Website and app data records
======

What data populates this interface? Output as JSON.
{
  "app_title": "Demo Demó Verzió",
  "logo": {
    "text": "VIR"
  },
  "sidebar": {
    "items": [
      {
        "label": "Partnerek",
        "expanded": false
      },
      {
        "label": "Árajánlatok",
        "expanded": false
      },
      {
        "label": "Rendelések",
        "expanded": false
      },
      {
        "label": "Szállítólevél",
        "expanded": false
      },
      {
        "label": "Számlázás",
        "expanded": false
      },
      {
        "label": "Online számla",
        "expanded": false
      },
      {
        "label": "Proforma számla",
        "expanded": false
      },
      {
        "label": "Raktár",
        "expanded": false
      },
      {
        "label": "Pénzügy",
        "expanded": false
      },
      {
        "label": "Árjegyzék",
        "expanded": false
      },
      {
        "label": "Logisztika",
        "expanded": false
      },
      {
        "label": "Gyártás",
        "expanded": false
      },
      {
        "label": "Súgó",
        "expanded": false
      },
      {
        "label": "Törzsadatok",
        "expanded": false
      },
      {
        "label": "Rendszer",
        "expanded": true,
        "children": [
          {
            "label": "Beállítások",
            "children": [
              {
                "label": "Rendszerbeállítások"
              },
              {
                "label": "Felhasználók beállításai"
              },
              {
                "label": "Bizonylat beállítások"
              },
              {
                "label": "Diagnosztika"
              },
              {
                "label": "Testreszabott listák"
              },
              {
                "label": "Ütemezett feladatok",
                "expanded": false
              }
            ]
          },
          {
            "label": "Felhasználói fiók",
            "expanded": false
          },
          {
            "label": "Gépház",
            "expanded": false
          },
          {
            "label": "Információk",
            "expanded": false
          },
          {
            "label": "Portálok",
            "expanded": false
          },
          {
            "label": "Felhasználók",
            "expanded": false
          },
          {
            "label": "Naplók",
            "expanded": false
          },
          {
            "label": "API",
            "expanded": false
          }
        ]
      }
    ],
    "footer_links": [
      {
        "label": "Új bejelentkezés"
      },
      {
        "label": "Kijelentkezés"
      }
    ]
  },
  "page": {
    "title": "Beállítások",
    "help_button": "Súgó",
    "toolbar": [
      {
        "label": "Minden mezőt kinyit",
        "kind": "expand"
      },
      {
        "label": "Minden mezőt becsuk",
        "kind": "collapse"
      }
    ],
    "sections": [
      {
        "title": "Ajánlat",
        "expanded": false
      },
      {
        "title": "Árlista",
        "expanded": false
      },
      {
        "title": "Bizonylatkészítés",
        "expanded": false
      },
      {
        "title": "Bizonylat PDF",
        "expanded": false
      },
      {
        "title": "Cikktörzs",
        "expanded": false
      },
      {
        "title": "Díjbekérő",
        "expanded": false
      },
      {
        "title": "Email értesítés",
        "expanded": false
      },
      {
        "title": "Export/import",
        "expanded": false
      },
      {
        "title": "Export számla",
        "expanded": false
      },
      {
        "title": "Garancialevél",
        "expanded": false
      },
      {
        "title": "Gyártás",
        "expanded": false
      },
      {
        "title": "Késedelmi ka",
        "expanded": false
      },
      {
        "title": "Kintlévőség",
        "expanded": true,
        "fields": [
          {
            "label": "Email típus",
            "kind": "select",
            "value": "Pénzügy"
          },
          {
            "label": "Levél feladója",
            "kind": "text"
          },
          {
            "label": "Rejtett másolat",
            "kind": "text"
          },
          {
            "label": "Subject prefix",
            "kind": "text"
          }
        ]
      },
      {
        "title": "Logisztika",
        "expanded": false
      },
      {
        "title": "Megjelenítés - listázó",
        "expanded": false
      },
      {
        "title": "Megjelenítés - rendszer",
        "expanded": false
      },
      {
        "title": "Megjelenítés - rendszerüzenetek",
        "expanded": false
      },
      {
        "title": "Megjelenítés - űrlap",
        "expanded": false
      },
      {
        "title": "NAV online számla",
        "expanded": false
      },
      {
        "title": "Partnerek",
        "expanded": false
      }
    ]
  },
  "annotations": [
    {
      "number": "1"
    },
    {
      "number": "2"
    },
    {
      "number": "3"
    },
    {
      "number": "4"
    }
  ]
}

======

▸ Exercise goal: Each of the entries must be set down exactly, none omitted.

▸ Written response:
What data populates this interface? Output as JSON.
{
  "app_title": "Demo Demó Verzió",
  "logo": {
    "text": "VIR"
  },
  "sidebar": {
    "items": [
      {
        "label": "Partnerek",
        "expanded": false
      },
      {
        "label": "Árajánlatok",
        "expanded": false
      },
      {
        "label": "Rendelések",
        "expanded": false
      },
      {
        "label": "Szállítólevél",
        "expanded": false
      },
      {
        "label": "Számlázás",
        "expanded": false
      },
      {
        "label": "Online számla",
        "expanded": false
      },
      {
        "label": "Proforma számla",
        "expanded": false
      },
      {
        "label": "Raktár",
        "expanded": false
      },
      {
        "label": "Pénzügy",
        "expanded": false
      },
      {
        "label": "Árjegyzék",
        "expanded": false
      },
      {
        "label": "Logisztika",
        "expanded": false
      },
      {
        "label": "Gyártás",
        "expanded": false
      },
      {
        "label": "Súgó",
        "expanded": false
      },
      {
        "label": "Törzsadatok",
        "expanded": false
      },
      {
        "label": "Rendszer",
        "expanded": true,
        "children": [
          {
            "label": "Beállítások",
            "children": [
              {
                "label": "Rendszerbeállítások"
              },
              {
                "label": "Felhasználók beállításai"
              },
              {
                "label": "Bizonylat beállítások"
              },
              {
                "label": "Diagnosztika"
              },
              {
                "label": "Testreszabott listák"
              },
              {
                "label": "Ütemezett feladatok",
                "expanded": false
              }
            ]
          },
          {
            "label": "Felhasználói fiók",
            "expanded": false
          },
          {
            "label": "Gépház",
            "expanded": false
          },
          {
            "label": "Információk",
            "expanded": false
          },
          {
            "label": "Portálok",
            "expanded": false
          },
          {
            "label": "Felhasználók",
            "expanded": false
          },
          {
            "label": "Naplók",
            "expanded": false
          },
          {
            "label": "API",
            "expanded": false
          }
        ]
      }
    ],
    "footer_links": [
      {
        "label": "Új bejelentkezés"
      },
      {
        "label": "Kijelentkezés"
      }
    ]
  },
  "page": {
    "title": "Beállítások",
    "help_button": "Súgó",
    "toolbar": [
      {
        "label": "Minden mezőt kinyit",
        "kind": "expand"
      },
      {
        "label": "Minden mezőt becsuk",
        "kind": "collapse"
      }
    ],
    "sections": [
      {
        "title": "Ajánlat",
        "expanded": false
      },
      {
        "title": "Árlista",
        "expanded": false
      },
      {
        "title": "Bizonylatkészítés",
        "expanded": false
      },
      {
        "title": "Bizonylat PDF",
        "expanded": false
      },
      {
        "title": "Cikktörzs",
        "expanded": false
      },
      {
        "title": "Díjbekérő",
        "expanded": false
      },
      {
        "title": "Email értesítés",
        "expanded": false
      },
      {
        "title": "Export/import",
        "expanded": false
      },
      {
        "title": "Export számla",
        "expanded": false
      },
      {
        "title": "Garancialevél",
        "expanded": false
      },
      {
        "title": "Gyártás",
        "expanded": false
      },
      {
        "title": "Késedelmi ka",
        "expanded": false
      },
      {
        "title": "Kintlévőség",
        "expanded": true,
        "fields": [
          {
            "label": "Email típus",
            "kind": "select",
            "value": "Pénzügy"
          },
          {
            "label": "Levél feladója",
            "kind": "text"
          },
          {
            "label": "Rejtett másolat",
            "kind": "text"
          },
          {
            "label": "Subject prefix",
            "kind": "text"
          }
        ]
      },
      {
        "title": "Logisztika",
        "expanded": false
      },
      {
        "title": "Megjelenítés - listázó",
        "expanded": false
      },
      {
        "title": "Megjelenítés - rendszer",
        "expanded": false
      },
      {
        "title": "Megjelenítés - rendszerüzenetek",
        "expanded": false
      },
      {
        "title": "Megjelenítés - űrlap",
        "expanded": false
      },
      {
        "title": "NAV online számla",
        "expanded": false
      },
      {
        "title": "Partnerek",
        "expanded": false
      }
    ]
  },
  "annotations": [
    {
      "number": "1"
    },
    {
      "number": "2"
    },
    {
      "number": "3"
    },
    {
      "number": "4"
    }
  ]
}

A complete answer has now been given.